NEW TOWN Marcus Levings, chairman of the Three Affiliated Tribes, says the tribe is moving foward after its finances were temporarily frozen.
In a statement released Friday and in an interview Monday, Levings, on behalf of the Three Affiliated Tribes business council and as chairman, apologized and reassured the enrolled members of the Three Affiliated Tribes, their many employees and those who receive services from the tribe regarding any hardship they experienced in the previous week.
"As a result of the Lake Sakakawea & Associates arbitration, we had a temporary disruption in our ability to access our tribal funds due to garnishment orders levied against us by Lake Sakakawea, its owners and the Wells Fargo-led group of banks involved in this dispute," Levings said.
"However, I want to reassure the membership that at no time was the tribe without adequate funds to pay our employees, our bills and to provide those services which our members rely on," Levings said.
He said payroll was released Friday and the arbitration judgment that was levied against the tribe was satisfied.
Lake Sakakawea & Associates is a company owned by tribal member Dale Little Soldier of the Twin Buttes area which was awarded money from the tribes in Burleigh County District Court regarding a judgment in a casino development case.
The Three Affiliated Tribes business council is holding more informational meetings to provide updates on oil and gas development, law enforcement, housing and other topics.
Information will also be provided by various tribal and federal program departments administered by the tribes and representative from the Bureau of Indian Affairs, Bureau of Land Management, Environmental Protection Agency, and the Office of the Special Trustee for American Indians.
The meeting schedule was changed from an earlier announcement. The meetings are:
- Today, Parshall Memorial Hall.
- Thursday, 4 Bears Casino meeting room, west of New Town.
- Friday, White Shield Senior Citizens Center.
- Monday, Twin Buttes Community Building.
All meetings begin at 5 p.m. and dinner is provided through the respective community representatives' office.
"While we are extremely dissatisfied with the outcome of that arbitration and the extreme measures taken against the tribe and our enrolled members, it is an issue that needed to be addressed in order for the tribe to continue its duty to provide governmental services to our members, our elders and the many people who rely on the Three Affiliated Tribes," Levings said.
To pay off the judgment, Levings said Monday that the tribes made some partnership changes in terms and agreement with Red Willow, the oil and gas business of the Southern Ute tribe in Colorado to obtain $10 million. Red Willow is in partnership with the Three Affiliated Tribes in oil and gas development. Some of the money will go into the general fund, he said.
Levings said the tribes have "acted in good faith and followed all the agreements," yet he said all of the tribes' funds were frozen temporarily.
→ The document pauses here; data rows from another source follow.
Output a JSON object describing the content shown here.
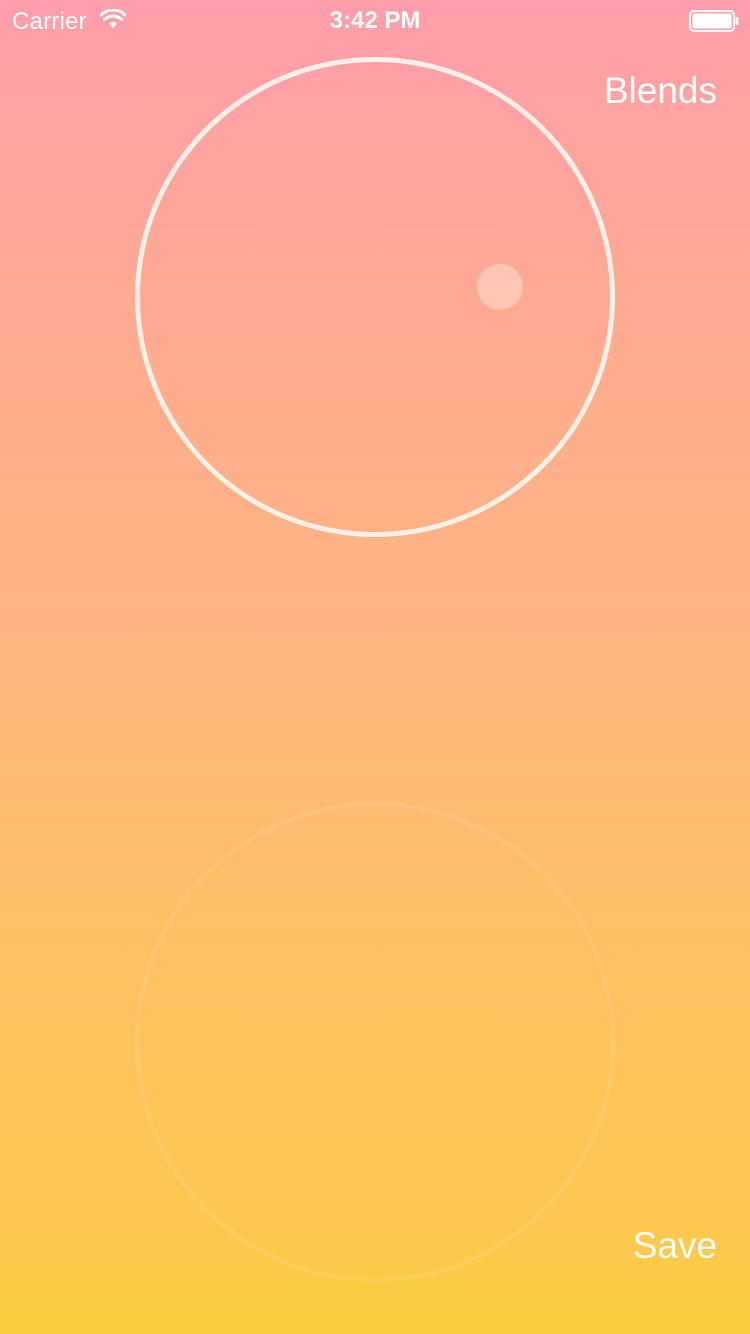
{
  "status_bar": {
    "carrier": "Carrier",
    "time": "3:42 PM",
    "icons": [
      "wifi-icon",
      "battery-icon"
    ]
  },
  "toolbar": {
    "blends_label": "Blends",
    "save_label": "Save"
  },
  "colors": {
    "gradient_top": "#ff9eab",
    "gradient_bottom": "#f5cf3d",
    "text": "#ffffff"
  }
}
While the money was frozen, Levings said the 4 Bears Casino and officials at Lakeside State Bank in New Town helped them.
He said he commends the Red Willow company, its president Robert Boorhees and chairman Matthew Box of the Southern Ute tribe for what they did.
According to a news release issued by Levings' office in early October, an agreement was made between the tribes and Lake Sakakawea & Associates that the casino development had agreed not to enforce the judgment through Oct. 15.
The Burleigh County District Court awarded Lake Sakakawea & Associates about $6.3 million as damages for breach of a contract the tribes had with Lake Sakakawea & Associates for the development and lease of a casino to be constructed on the south side of Lake Sakakawea.
Tribal officials said they withdrew from the casino project after it was financed because of problems they identified with the structure of the project and the agreements governing the project, and after attempts to renegotiate the agreements failed.
"Their project was a good project. It was the terms of agreement with LSA and Wells Fargo that was not good for the tribe," Levings said Monday.
The Burleigh County court award included $3.2 million owed by Lake Sakakawea & Associates to Wells Fargo Bank and other lenders, and $2.5 million to Lake Sakakawea & Associates for lost profits.
The court also ordered the tribes to be responsible for and pay for damages or hurt/costs suffered by Lake Sakakawea & Associates and to defend it in an action brought against Lake Sakakawea & Associates by Dallas Delorme, doing business as Totten Builders in Benson County district court for breach of contract. Lake Sakakawea & Associates agreed to a judgment against it of $937,000. Under an agreement between Lake Sakakawea & Associates and the tribes, the tribes are liable for $700,000 of that judgment, the news release said.
In the satisfaction of the judgment to Lake Sakakawea and Associates, its owners and the Wells Fargo-led group of banks, Levings said they now can move forward "to reassuming our roles and responsibilities as the government of the Three Affiliated Tribes, the Fort Berthold Reservation and our enrolled members."